_What you have to do_
Every line of the entries below that carries the string "annotation" should be copied.

_Data for processing_
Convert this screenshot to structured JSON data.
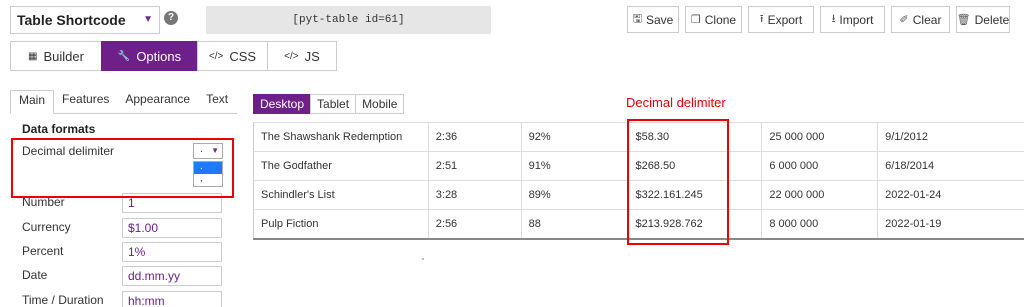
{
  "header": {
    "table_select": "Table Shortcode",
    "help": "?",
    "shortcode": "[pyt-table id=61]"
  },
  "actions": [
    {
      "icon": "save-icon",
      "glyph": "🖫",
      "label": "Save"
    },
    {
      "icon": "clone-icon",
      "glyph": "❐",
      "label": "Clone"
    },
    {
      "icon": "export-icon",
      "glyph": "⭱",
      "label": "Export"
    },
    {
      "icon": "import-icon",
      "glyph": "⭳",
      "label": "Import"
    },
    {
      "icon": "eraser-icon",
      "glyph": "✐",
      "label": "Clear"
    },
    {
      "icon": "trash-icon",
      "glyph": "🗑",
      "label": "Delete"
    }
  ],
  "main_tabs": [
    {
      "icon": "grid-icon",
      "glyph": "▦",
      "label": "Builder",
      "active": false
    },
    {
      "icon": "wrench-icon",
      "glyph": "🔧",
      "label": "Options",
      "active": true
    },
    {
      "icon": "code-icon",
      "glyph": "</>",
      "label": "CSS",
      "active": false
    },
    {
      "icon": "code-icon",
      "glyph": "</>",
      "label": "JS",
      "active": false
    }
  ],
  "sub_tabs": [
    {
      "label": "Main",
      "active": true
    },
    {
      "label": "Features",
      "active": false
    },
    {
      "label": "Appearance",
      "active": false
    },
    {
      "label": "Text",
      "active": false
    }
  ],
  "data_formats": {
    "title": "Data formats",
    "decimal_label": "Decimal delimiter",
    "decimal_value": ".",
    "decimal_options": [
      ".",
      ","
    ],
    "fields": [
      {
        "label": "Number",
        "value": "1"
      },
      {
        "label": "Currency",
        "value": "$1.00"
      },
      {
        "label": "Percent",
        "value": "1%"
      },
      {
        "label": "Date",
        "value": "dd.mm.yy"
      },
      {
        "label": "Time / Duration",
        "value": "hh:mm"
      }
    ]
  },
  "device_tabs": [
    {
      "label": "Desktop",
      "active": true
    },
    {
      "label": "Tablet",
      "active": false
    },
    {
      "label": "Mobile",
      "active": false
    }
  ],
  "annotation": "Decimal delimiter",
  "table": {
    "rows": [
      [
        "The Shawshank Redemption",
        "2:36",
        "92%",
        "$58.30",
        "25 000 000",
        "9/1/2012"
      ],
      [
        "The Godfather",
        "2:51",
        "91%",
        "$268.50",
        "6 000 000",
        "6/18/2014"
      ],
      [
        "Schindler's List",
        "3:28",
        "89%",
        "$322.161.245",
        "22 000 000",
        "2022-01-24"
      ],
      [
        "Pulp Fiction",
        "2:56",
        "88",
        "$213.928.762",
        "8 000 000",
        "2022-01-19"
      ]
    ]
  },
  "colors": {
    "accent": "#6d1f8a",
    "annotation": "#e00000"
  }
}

_Answer box_
  "annotation": "Decimal delimiter",
    "annotation": "#e00000"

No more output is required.